The timely, low-budget cinematic masterpiece of the 1970s was written, produced and released by director Francis Ford Coppola before and during the Wategate era (and between his two Godfather films) - a time of heightened concern over the violation of civil liberties. Its claustrophobic themes of the destruction of privacy, alienation, guilt, voyeurism, justified paranoia, unprincipled corporate power and personal responsibility effectively responded to growing, ominous 20th century threats of eavesdropping to personal liberties.
The haunted surveillance expert, who pursues a case (seemingly of marital infidelity) that demonstrates his rarified human emotion, discovers that he has become the victim of his own technological profession and intrigue by film's end. [His last name, 'caul', literally means the protective, embryonic membrane that sometimes covers the head of a child at birth.]
After his phenomenal success with The Godfather (1972), Coppola's technically-brilliant, absorbing film was a critically-acclaimed work, but it failed at the box-office. In the 1974 Oscar competition, The Conversation competed for Best Picture with Coppola's own sequel The Godfather, Part II (1974). It had a total of three award nominations (without any wins): Best Picture, Best Original Screenplay, and Best Sound (Walter Murch and Arthur Rochester). Notably, there were two against-type roles of young stars from Lucas' American Graffiti (1973): the philandering/murderous role of a socialite by Cindy Williams, and the duplicitous role of a corporate executive assistant by Harrison Ford.
The marvelous sound work on the film was deserving of an Oscar for Best Sound for its effective sound-mixing of interdependent elements: taped conversations, muffled voices, background and other mechanically-generated noises, musical/piano accompaniment (Harry Caul's signature theme) and other ambient sounds.

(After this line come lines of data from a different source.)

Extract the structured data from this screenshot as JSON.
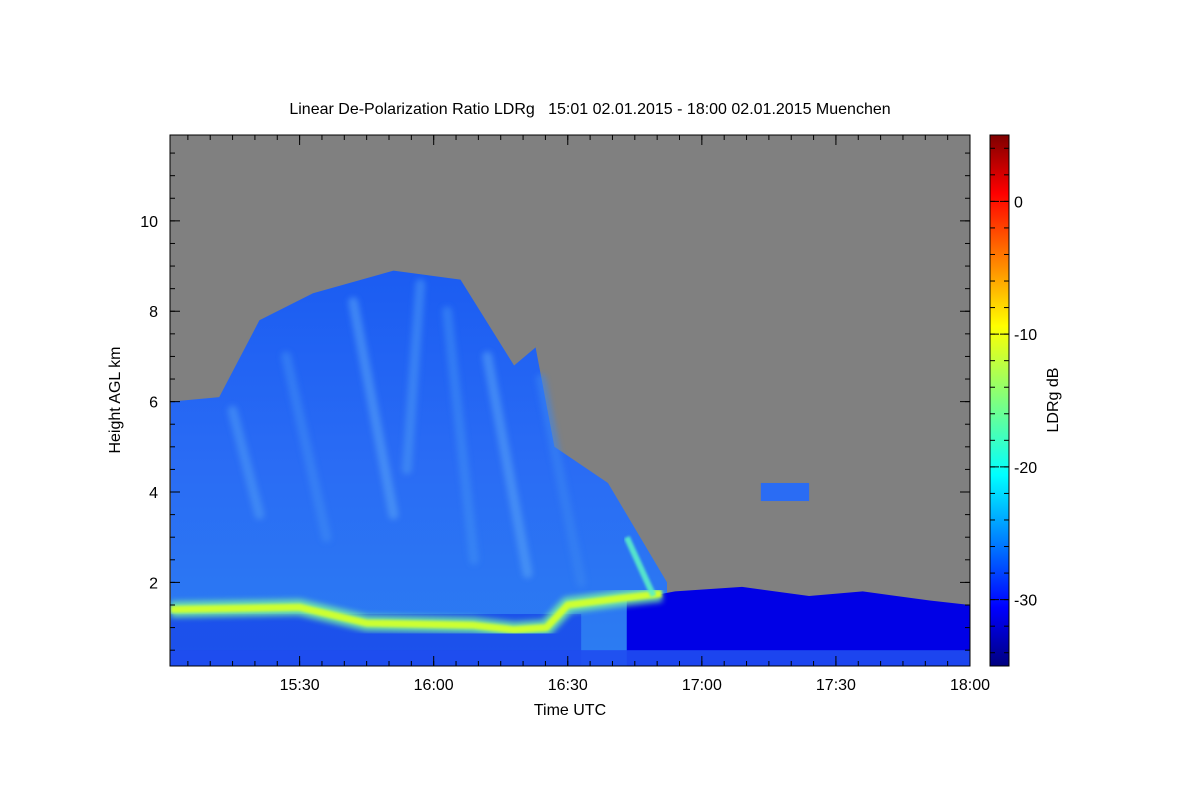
{
  "chart_data": {
    "type": "heatmap",
    "title": "Linear De-Polarization Ratio LDRg   15:01 02.01.2015 - 18:00 02.01.2015 Muenchen",
    "xlabel": "Time UTC",
    "ylabel": "Height AGL km",
    "x_range": [
      "15:01",
      "18:00"
    ],
    "y_range_km": [
      0.15,
      11.9
    ],
    "x_ticks": [
      "15:30",
      "16:00",
      "16:30",
      "17:00",
      "17:30",
      "18:00"
    ],
    "y_ticks": [
      2,
      4,
      6,
      8,
      10
    ],
    "colorbar": {
      "label": "LDRg dB",
      "range": [
        -35,
        5
      ],
      "ticks": [
        -30,
        -20,
        -10,
        0
      ],
      "colormap": "jet"
    },
    "background_color": "#808080",
    "features": [
      {
        "name": "cloud/precipitation region",
        "time_range": [
          "15:01",
          "16:52"
        ],
        "top_height_km": [
          [
            15.02,
            6.0
          ],
          [
            15.2,
            6.1
          ],
          [
            15.35,
            7.8
          ],
          [
            15.55,
            8.4
          ],
          [
            15.85,
            8.9
          ],
          [
            16.1,
            8.7
          ],
          [
            16.3,
            6.8
          ],
          [
            16.38,
            7.2
          ],
          [
            16.45,
            5.0
          ],
          [
            16.65,
            4.2
          ],
          [
            16.87,
            2.0
          ]
        ],
        "ldr_db": -28
      },
      {
        "name": "melting layer bright band",
        "height_km": [
          [
            15.02,
            1.4
          ],
          [
            15.5,
            1.45
          ],
          [
            15.75,
            1.1
          ],
          [
            16.15,
            1.05
          ],
          [
            16.3,
            0.95
          ],
          [
            16.42,
            1.0
          ],
          [
            16.5,
            1.5
          ],
          [
            16.7,
            1.65
          ],
          [
            16.85,
            1.75
          ]
        ],
        "ldr_db": -12
      },
      {
        "name": "low-level boundary layer",
        "time_range": [
          "16:52",
          "18:00"
        ],
        "top_height_km": 1.8,
        "ldr_db": -31
      }
    ]
  }
}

The film has some similarities to director Michelangelo Antonioni's provocative Blow-Up (1966), Brian DePalma's thriller Blow Out (1981), Tony Scott's Enemy of the State (1998), and Gore Verbinski's The Ring (2002). And the bloody scene in the bathroom paid homage to Hitchcock's Psycho (1960).